''Look at this neighbourhood, look at western Sydney. Parramatta is the centre of it, it's not St Ives.
''When I worked in advertising and I'd try and cast wider, they'd always have an excuse why they wouldn't cast the girl with the dark skin. I don't think anybody cares.
''It's a big apartheid in this country and nobody says a word about it because nobody gives a shit. It's comforting for people because they want to think that's what Australia still is.''
Sensitive she might be but Cate Shortland is definitely back.
Cate Shortland drew a career-best performance from Sam Worthington as a troubled farmer's son in Somersault.
They are teaming up again for a Foxtel mini-series about the journalists who covered the Gallipoli landing, including Ellis Ashmead-Bartlett, Keith Murdoch and C.E.W. Bean. Worthington, who has described it as ''a different insight into the campaign from Egypt through to the evacuation'', will produce the drama with Penny Chapman, though is yet to decide whether he will play a role.
The mini-series adds to television's renewed interest in Gallipoli before the conflict's centenary in 2015, which includes a major drama for the Nine Network.

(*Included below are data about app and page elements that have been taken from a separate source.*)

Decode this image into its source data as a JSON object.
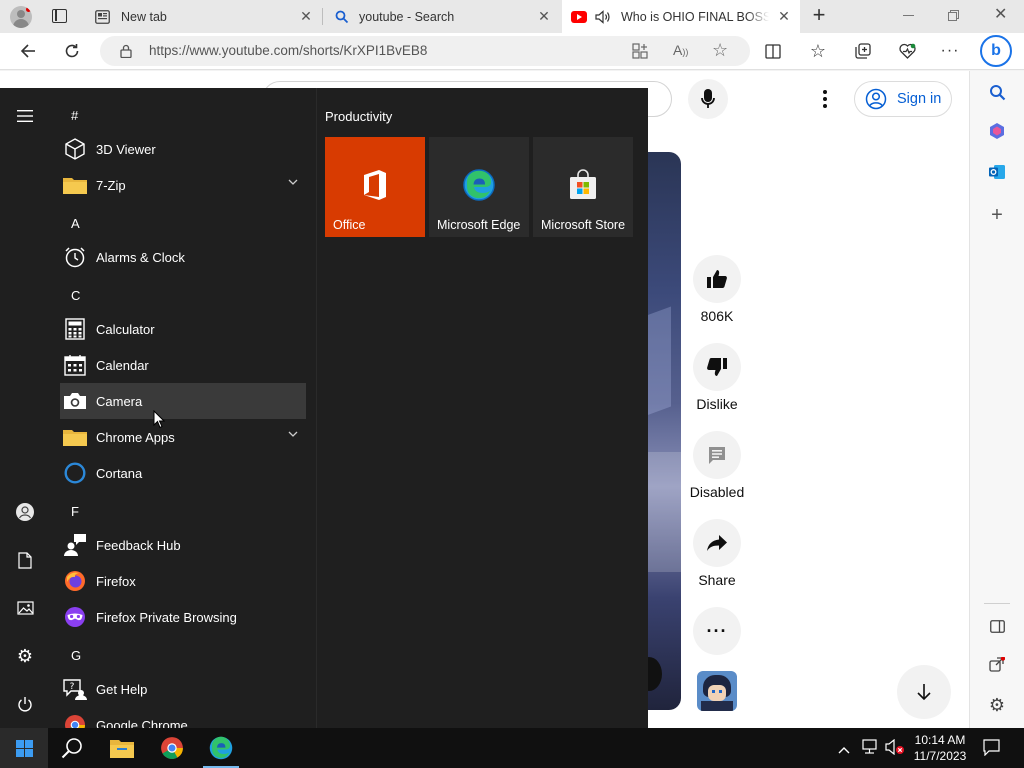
{
  "browser": {
    "tabs": [
      {
        "title": "New tab"
      },
      {
        "title": "youtube - Search"
      },
      {
        "title": "Who is OHIO FINAL BOSS ?"
      }
    ],
    "url": "https://www.youtube.com/shorts/KrXPI1BvEB8"
  },
  "youtube": {
    "signin_label": "Sign in",
    "actions": [
      {
        "label": "806K",
        "icon": "thumbs-up-icon"
      },
      {
        "label": "Dislike",
        "icon": "thumbs-down-icon"
      },
      {
        "label": "Disabled",
        "icon": "comment-icon"
      },
      {
        "label": "Share",
        "icon": "share-icon"
      }
    ]
  },
  "start_menu": {
    "sections": [
      {
        "letter": "#",
        "apps": [
          "3D Viewer",
          "7-Zip"
        ]
      },
      {
        "letter": "A",
        "apps": [
          "Alarms & Clock"
        ]
      },
      {
        "letter": "C",
        "apps": [
          "Calculator",
          "Calendar",
          "Camera",
          "Chrome Apps",
          "Cortana"
        ]
      },
      {
        "letter": "F",
        "apps": [
          "Feedback Hub",
          "Firefox",
          "Firefox Private Browsing"
        ]
      },
      {
        "letter": "G",
        "apps": [
          "Get Help",
          "Google Chrome"
        ]
      }
    ],
    "group_title": "Productivity",
    "tiles": [
      {
        "label": "Office",
        "color": "#d83b01"
      },
      {
        "label": "Microsoft Edge",
        "color": "#2b2b2b"
      },
      {
        "label": "Microsoft Store",
        "color": "#2b2b2b"
      }
    ]
  },
  "taskbar": {
    "time": "10:14 AM",
    "date": "11/7/2023"
  },
  "colors": {
    "accent": "#0078d4",
    "youtube_red": "#ff0000",
    "start_bg": "#1f1f1f",
    "office_tile": "#d83b01"
  }
}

Shortland is also working on a new film with producer Jan Chapman, which she describes as a contemporary story about a family living overseas.
Lore opens on September 20.